> **DATA SECTION**:
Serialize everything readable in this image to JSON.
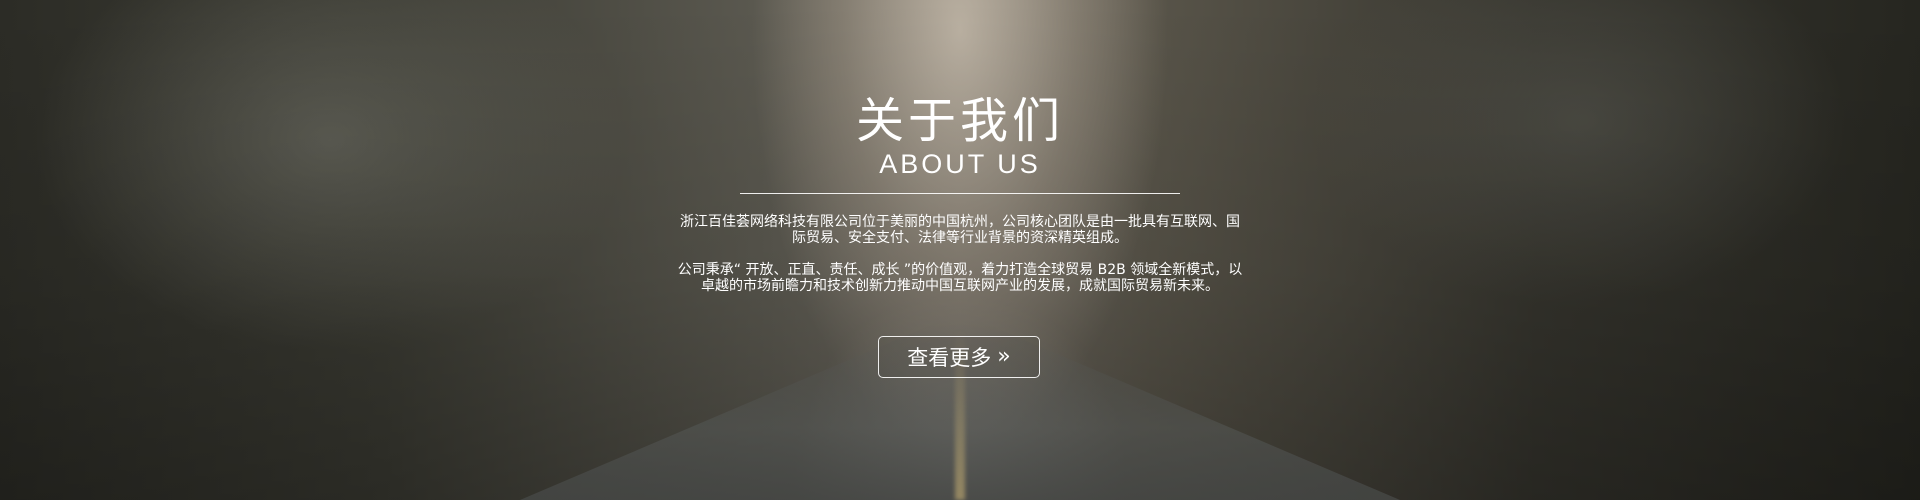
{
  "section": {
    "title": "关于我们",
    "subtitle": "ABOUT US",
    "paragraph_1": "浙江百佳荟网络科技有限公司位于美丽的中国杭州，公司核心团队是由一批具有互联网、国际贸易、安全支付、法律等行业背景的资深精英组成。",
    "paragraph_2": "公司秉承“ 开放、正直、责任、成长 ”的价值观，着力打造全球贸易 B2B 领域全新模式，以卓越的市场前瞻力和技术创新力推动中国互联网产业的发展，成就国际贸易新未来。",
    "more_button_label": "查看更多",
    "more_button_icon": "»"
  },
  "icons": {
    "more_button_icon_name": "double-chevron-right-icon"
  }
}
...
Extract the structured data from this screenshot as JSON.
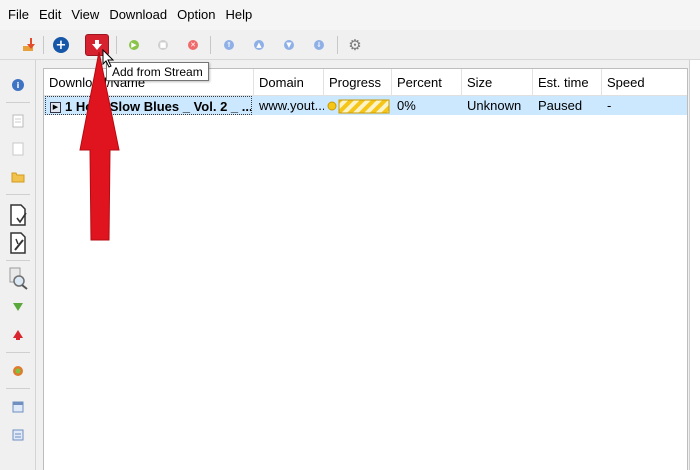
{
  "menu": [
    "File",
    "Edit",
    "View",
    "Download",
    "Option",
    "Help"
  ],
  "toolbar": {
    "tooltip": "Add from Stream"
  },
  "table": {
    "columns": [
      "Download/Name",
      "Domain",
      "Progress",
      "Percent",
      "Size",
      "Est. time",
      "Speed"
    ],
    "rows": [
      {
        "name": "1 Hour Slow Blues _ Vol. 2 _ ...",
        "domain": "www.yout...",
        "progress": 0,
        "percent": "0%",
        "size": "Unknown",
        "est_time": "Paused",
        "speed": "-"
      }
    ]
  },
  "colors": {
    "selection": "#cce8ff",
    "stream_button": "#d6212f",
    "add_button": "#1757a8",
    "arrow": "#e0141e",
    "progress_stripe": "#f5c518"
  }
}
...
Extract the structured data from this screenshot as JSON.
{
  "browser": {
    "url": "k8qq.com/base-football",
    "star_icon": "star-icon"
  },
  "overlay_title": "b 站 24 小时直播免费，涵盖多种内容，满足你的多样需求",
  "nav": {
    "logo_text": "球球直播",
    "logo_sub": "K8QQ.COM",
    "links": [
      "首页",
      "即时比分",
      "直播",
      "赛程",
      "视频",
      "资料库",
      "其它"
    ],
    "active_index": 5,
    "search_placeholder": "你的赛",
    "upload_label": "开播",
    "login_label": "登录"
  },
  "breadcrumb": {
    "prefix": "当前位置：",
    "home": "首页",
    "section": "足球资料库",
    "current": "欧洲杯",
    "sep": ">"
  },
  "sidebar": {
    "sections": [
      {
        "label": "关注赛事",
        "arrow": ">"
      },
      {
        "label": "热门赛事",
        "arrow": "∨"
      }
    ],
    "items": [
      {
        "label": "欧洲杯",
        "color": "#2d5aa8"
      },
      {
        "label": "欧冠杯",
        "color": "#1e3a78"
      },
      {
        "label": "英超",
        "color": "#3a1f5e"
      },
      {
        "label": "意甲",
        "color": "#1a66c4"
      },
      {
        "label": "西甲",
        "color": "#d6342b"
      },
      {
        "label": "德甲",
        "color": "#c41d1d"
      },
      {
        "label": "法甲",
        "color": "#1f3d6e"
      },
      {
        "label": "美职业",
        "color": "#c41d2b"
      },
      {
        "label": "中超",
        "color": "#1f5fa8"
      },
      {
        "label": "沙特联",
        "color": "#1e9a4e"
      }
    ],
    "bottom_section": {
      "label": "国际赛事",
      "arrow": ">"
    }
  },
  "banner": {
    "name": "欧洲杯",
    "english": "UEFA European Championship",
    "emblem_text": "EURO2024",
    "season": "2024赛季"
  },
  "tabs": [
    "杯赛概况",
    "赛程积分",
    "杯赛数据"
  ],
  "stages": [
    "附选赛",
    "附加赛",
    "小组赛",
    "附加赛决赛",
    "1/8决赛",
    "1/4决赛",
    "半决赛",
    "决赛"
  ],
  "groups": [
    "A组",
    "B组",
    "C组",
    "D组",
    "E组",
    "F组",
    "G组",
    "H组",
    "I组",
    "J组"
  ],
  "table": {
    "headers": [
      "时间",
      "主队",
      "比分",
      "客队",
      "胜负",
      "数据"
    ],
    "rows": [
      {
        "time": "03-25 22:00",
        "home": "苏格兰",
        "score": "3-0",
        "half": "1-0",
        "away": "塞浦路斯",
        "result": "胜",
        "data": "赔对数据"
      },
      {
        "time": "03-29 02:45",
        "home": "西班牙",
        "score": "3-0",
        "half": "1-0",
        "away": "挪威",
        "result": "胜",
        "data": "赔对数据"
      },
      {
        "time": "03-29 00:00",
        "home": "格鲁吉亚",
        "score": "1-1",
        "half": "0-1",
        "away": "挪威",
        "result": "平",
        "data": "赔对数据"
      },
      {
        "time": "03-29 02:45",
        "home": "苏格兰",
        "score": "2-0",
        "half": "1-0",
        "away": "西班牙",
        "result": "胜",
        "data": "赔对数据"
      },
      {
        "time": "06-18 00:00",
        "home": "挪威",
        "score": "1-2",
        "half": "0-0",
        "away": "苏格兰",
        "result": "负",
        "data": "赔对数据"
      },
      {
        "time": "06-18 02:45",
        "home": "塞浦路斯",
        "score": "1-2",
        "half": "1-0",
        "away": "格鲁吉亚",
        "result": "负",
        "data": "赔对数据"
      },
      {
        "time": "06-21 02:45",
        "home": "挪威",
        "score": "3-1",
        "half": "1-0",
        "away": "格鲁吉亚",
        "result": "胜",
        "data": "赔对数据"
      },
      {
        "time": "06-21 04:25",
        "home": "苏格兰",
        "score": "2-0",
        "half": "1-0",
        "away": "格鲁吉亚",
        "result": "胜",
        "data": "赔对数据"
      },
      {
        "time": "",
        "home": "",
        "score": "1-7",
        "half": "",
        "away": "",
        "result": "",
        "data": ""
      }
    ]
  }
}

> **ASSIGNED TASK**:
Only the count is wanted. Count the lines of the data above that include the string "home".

> **SOLVED PROBLEM**:
10